Batsmen from both India and England struggled on the spinning surface of the Narendra Modi Stadium in Ahmedabad, the venue which hosted the third Test of the series. The Day/Night Test would see England post totals of 112 and 81, while India were all out for 145 in their first innings.
19 of the 20 England wickets to fall went to R Ashwin, Axar Patel and Washington Sundar combined. Left-arm spinner Axar Patel picked up 11 wickets in the match, while Ashwin wasn’t far behind with seven scalps, ensuring the match ended inside two days. While all the talk continues to be around the pitch, former India captain Mohammad Azharuddin has come up with an interesting idea that can help batsmen prosper even on spinning surfaces as the one in Ahmedabad.

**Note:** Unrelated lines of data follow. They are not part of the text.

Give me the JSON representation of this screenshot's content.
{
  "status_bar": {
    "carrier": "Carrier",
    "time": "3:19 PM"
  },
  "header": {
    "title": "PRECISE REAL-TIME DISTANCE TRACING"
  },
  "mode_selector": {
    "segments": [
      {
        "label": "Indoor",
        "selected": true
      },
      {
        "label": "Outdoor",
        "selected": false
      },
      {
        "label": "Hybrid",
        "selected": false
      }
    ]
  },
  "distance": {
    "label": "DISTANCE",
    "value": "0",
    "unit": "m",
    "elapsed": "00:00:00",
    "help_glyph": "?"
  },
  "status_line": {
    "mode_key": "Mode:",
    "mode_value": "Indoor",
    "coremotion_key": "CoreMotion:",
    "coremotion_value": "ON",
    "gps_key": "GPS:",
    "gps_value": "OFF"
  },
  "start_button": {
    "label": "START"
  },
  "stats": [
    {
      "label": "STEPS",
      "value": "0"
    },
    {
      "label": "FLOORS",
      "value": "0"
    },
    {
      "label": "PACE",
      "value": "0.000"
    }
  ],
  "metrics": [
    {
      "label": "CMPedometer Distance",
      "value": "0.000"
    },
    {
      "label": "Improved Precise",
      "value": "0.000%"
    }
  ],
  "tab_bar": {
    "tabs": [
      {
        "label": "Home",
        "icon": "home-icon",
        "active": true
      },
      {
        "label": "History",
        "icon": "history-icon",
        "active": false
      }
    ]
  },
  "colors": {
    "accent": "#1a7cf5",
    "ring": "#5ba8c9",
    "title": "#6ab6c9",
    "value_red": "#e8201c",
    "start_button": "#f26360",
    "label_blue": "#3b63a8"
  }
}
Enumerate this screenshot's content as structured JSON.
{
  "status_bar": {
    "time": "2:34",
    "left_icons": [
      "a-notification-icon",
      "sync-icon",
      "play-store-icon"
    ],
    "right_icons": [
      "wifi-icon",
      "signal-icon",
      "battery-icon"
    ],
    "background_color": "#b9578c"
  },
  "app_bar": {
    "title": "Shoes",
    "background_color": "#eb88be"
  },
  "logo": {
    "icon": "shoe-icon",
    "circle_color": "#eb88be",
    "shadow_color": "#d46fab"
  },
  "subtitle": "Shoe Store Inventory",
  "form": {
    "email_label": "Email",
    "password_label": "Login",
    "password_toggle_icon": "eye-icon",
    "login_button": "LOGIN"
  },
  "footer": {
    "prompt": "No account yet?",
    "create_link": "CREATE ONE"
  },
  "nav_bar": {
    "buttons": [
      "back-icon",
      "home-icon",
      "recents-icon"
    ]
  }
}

“It was disappointing to watch the batsmen come a cropper in the Ahmedabad Test. The key to batting on such dry tracks and rank turners is shot-selection and assured footwork. It makes little sense to wear spikes when batting. Rubber soles don’t hamper ability of batsmen,” Azharuddin tweeted.

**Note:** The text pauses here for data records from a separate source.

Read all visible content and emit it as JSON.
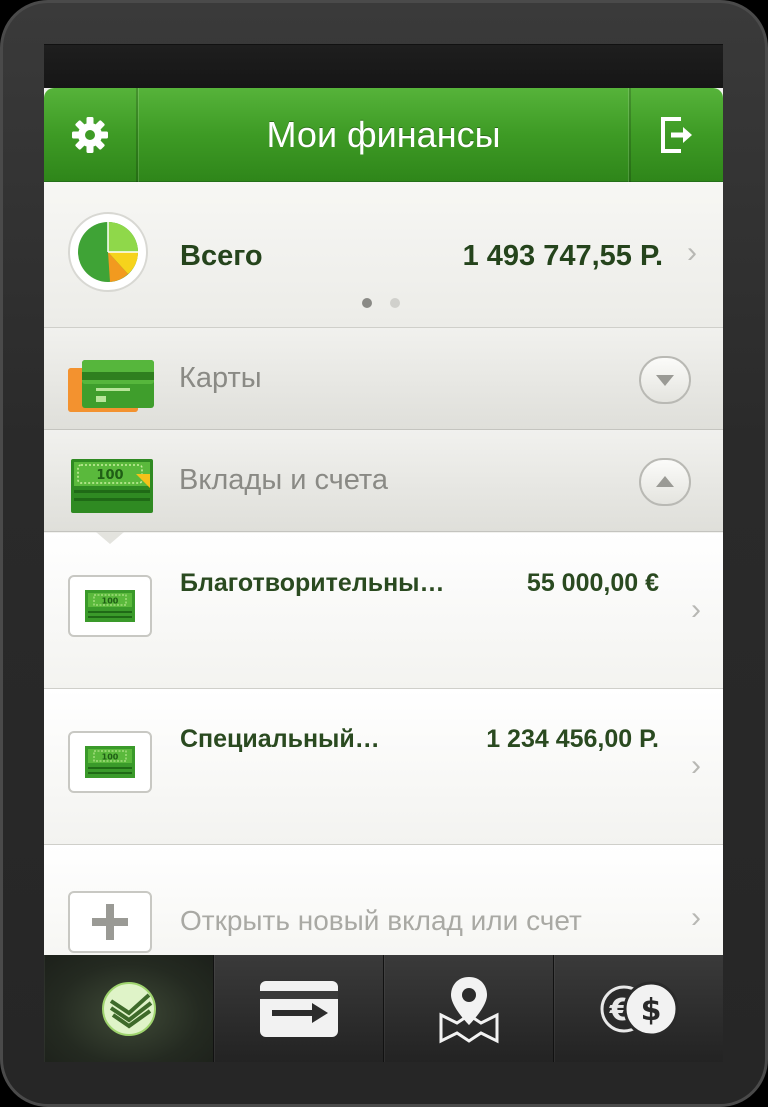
{
  "header": {
    "title": "Мои финансы",
    "settings_icon": "gear-icon",
    "logout_icon": "logout-icon"
  },
  "total": {
    "label": "Всего",
    "value": "1 493 747,55 Р.",
    "page_indicator": {
      "pages": 2,
      "active": 1
    }
  },
  "sections": [
    {
      "label": "Карты",
      "icon": "card-icon",
      "expanded": false
    },
    {
      "label": "Вклады и счета",
      "icon": "banknote-icon",
      "expanded": true
    }
  ],
  "accounts": [
    {
      "name": "Благотворительны…",
      "amount": "55 000,00 €"
    },
    {
      "name": "Специальный…",
      "amount": "1 234 456,00 Р."
    }
  ],
  "open_new": {
    "label": "Открыть новый вклад или счет"
  },
  "tabs": [
    {
      "icon": "sberbank-logo-icon",
      "active": true
    },
    {
      "icon": "transfer-icon",
      "active": false
    },
    {
      "icon": "map-pin-icon",
      "active": false
    },
    {
      "icon": "currency-exchange-icon",
      "active": false
    }
  ],
  "colors": {
    "header_green": "#3e9b25",
    "text_dark_green": "#25441c",
    "pie_green": "#3fa336",
    "pie_light_green": "#8fd84a",
    "pie_orange": "#f29a1f",
    "pie_yellow": "#f6d31c"
  }
}
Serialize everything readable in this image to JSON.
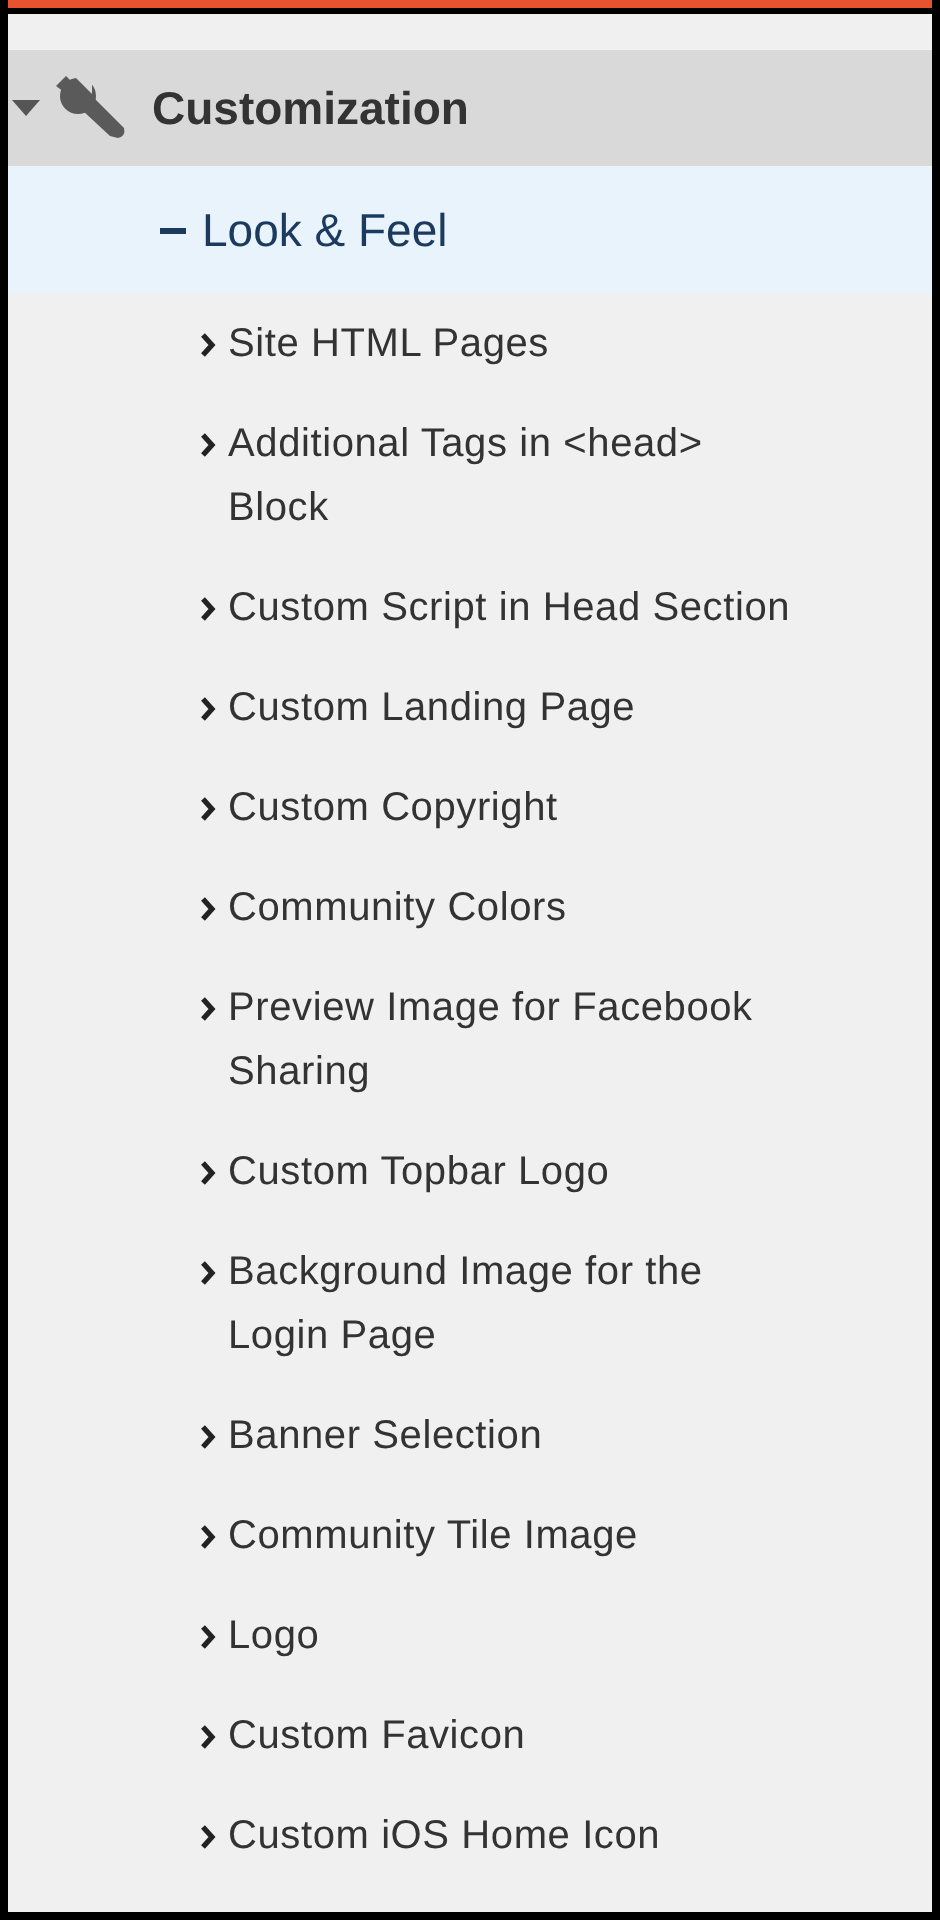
{
  "section": {
    "title": "Customization",
    "expanded": true,
    "children": [
      {
        "label": "Look & Feel",
        "expanded": true,
        "selected": true,
        "children": [
          {
            "label": "Site HTML Pages",
            "expanded": false
          },
          {
            "label": "Additional Tags in <head> Block",
            "expanded": false
          },
          {
            "label": "Custom Script in Head Section",
            "expanded": false
          },
          {
            "label": "Custom Landing Page",
            "expanded": false
          },
          {
            "label": "Custom Copyright",
            "expanded": false
          },
          {
            "label": "Community Colors",
            "expanded": false
          },
          {
            "label": "Preview Image for Facebook Sharing",
            "expanded": false
          },
          {
            "label": "Custom Topbar Logo",
            "expanded": false
          },
          {
            "label": "Background Image for the Login Page",
            "expanded": false
          },
          {
            "label": "Banner Selection",
            "expanded": false
          },
          {
            "label": "Community Tile Image",
            "expanded": false
          },
          {
            "label": "Logo",
            "expanded": false
          },
          {
            "label": "Custom Favicon",
            "expanded": false
          },
          {
            "label": "Custom iOS Home Icon",
            "expanded": false
          }
        ]
      }
    ]
  }
}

The former batsman, who played 99 Tests for India between 1984 and 2000, reckons batting with rubber shoes does not have serious implications as many might think. He gave examples of some of the finest batsmen around the world who have played important and memorable knocks without batting with spikes on their shoes.

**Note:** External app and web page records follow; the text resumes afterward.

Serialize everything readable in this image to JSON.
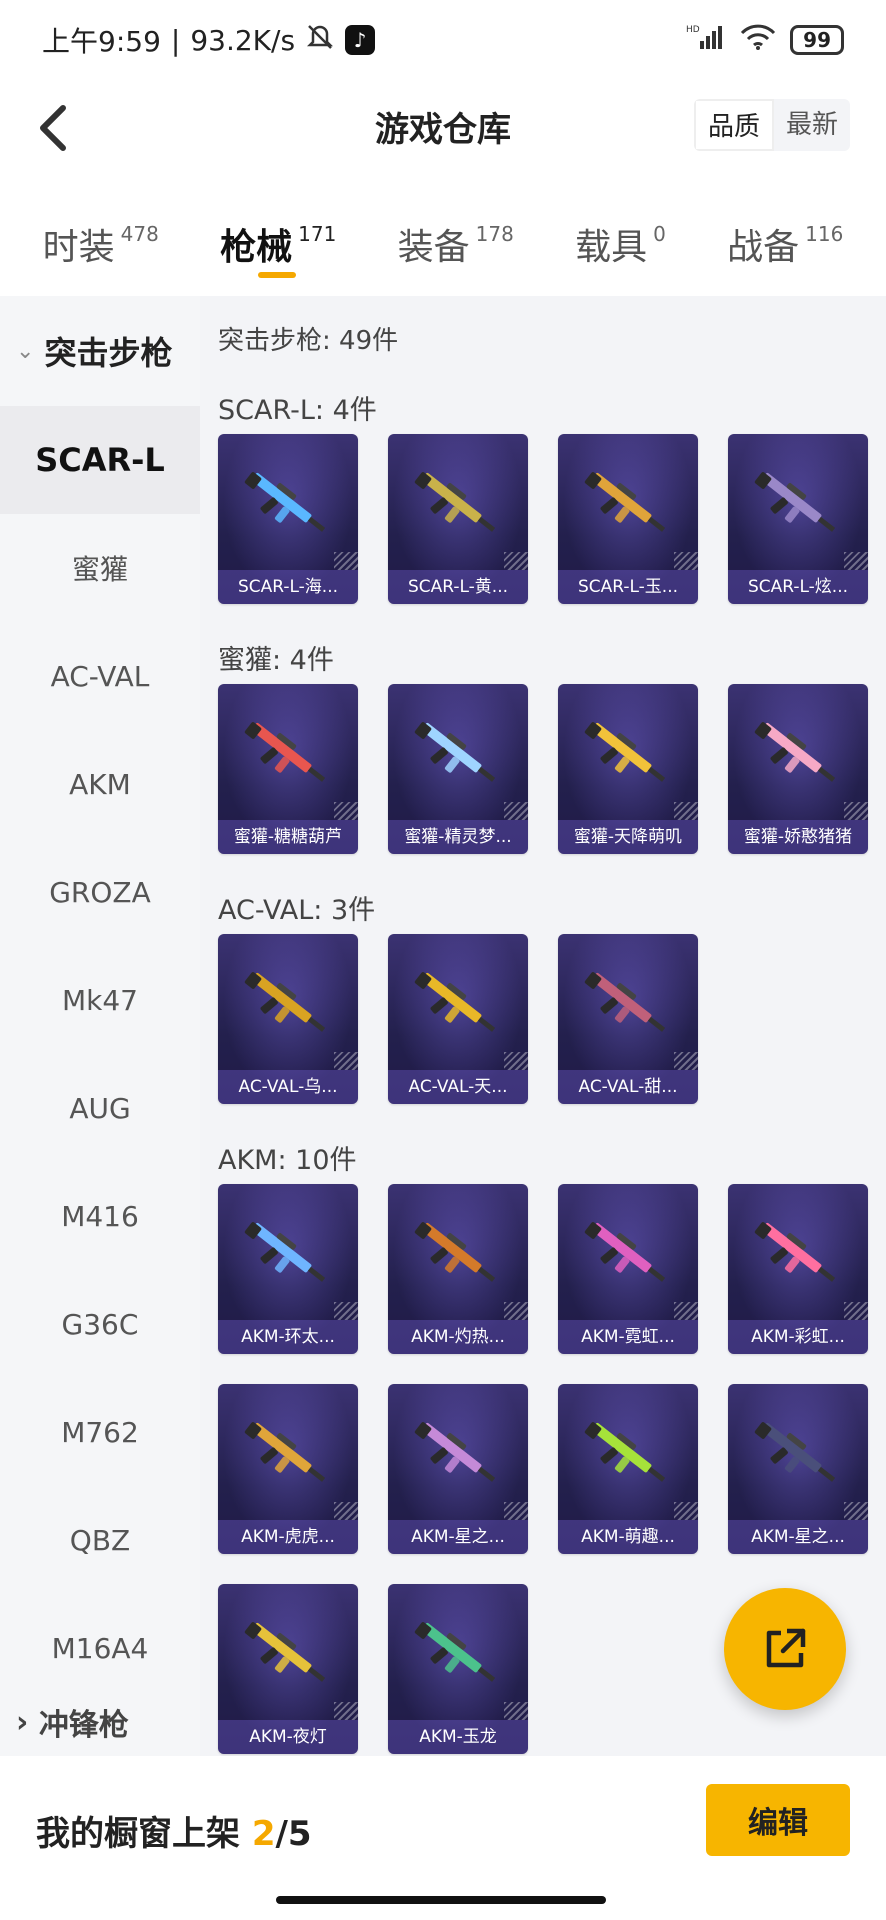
{
  "status_bar": {
    "time": "上午9:59",
    "net_speed": "93.2K/s",
    "signal_label": "HD",
    "battery": "99"
  },
  "header": {
    "title": "游戏仓库",
    "sort_options": [
      "品质",
      "最新"
    ]
  },
  "tabs": [
    {
      "label": "时装",
      "count": "478"
    },
    {
      "label": "枪械",
      "count": "171"
    },
    {
      "label": "装备",
      "count": "178"
    },
    {
      "label": "载具",
      "count": "0"
    },
    {
      "label": "战备",
      "count": "116"
    }
  ],
  "sidebar": {
    "section": "突击步枪",
    "items": [
      "SCAR-L",
      "蜜獾",
      "AC-VAL",
      "AKM",
      "GROZA",
      "Mk47",
      "AUG",
      "M416",
      "G36C",
      "M762",
      "QBZ",
      "M16A4"
    ],
    "next_section": "冲锋枪"
  },
  "content": {
    "total": "突击步枪: 49件",
    "groups": [
      {
        "title": "SCAR-L: 4件",
        "items": [
          {
            "label": "SCAR-L-海...",
            "color": "#5ab8ff"
          },
          {
            "label": "SCAR-L-黄...",
            "color": "#c9b24a"
          },
          {
            "label": "SCAR-L-玉...",
            "color": "#e0a43a"
          },
          {
            "label": "SCAR-L-炫...",
            "color": "#9a88c8"
          }
        ]
      },
      {
        "title": "蜜獾: 4件",
        "items": [
          {
            "label": "蜜獾-糖糖葫芦",
            "color": "#e8564f"
          },
          {
            "label": "蜜獾-精灵梦...",
            "color": "#9fd4ff"
          },
          {
            "label": "蜜獾-天降萌叽",
            "color": "#f1c23a"
          },
          {
            "label": "蜜獾-娇憨猪猪",
            "color": "#f6a9c6"
          }
        ]
      },
      {
        "title": "AC-VAL: 3件",
        "items": [
          {
            "label": "AC-VAL-乌...",
            "color": "#d9a322"
          },
          {
            "label": "AC-VAL-天...",
            "color": "#e8b828"
          },
          {
            "label": "AC-VAL-甜...",
            "color": "#c0607a"
          }
        ]
      },
      {
        "title": "AKM: 10件",
        "items": [
          {
            "label": "AKM-环太...",
            "color": "#6fb5ff"
          },
          {
            "label": "AKM-灼热...",
            "color": "#d47a2a"
          },
          {
            "label": "AKM-霓虹...",
            "color": "#e060c0"
          },
          {
            "label": "AKM-彩虹...",
            "color": "#ff6fa0"
          },
          {
            "label": "AKM-虎虎...",
            "color": "#e0a53a"
          },
          {
            "label": "AKM-星之...",
            "color": "#c58ad8"
          },
          {
            "label": "AKM-萌趣...",
            "color": "#a6e23a"
          },
          {
            "label": "AKM-星之...",
            "color": "#4a4f7a"
          },
          {
            "label": "AKM-夜灯",
            "color": "#e6c23a"
          },
          {
            "label": "AKM-玉龙",
            "color": "#4cc28c"
          }
        ]
      }
    ]
  },
  "bottom_bar": {
    "showcase_label": "我的橱窗上架",
    "showcase_current": "2",
    "showcase_total": "/5",
    "edit_label": "编辑"
  },
  "colors": {
    "accent": "#f7b500",
    "card_bg": "#2a2458"
  },
  "icons": [
    "back-arrow-icon",
    "mute-icon",
    "tiktok-icon",
    "signal-icon",
    "wifi-icon",
    "battery-icon",
    "chevron-down-icon",
    "share-export-icon"
  ]
}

“I have seen some amazing Test knocks being played on tough surfaces by batsmen who wore shoes with rubber soles. The argument that batsmen can slip when running between wickets is countered by the fact that in Wimbledon, all tennis players wear shoes with rubber soles,” Azharuddin added.
“And the ones that come to mind are not just Indians like Sunil Gavaskar Mohinder Amarnath and Dilip Vengsarkar but also many a visiting batsman like Sir Vivian Richards, Mike Gatting, Allan Border, Clive Lloyd and several others.”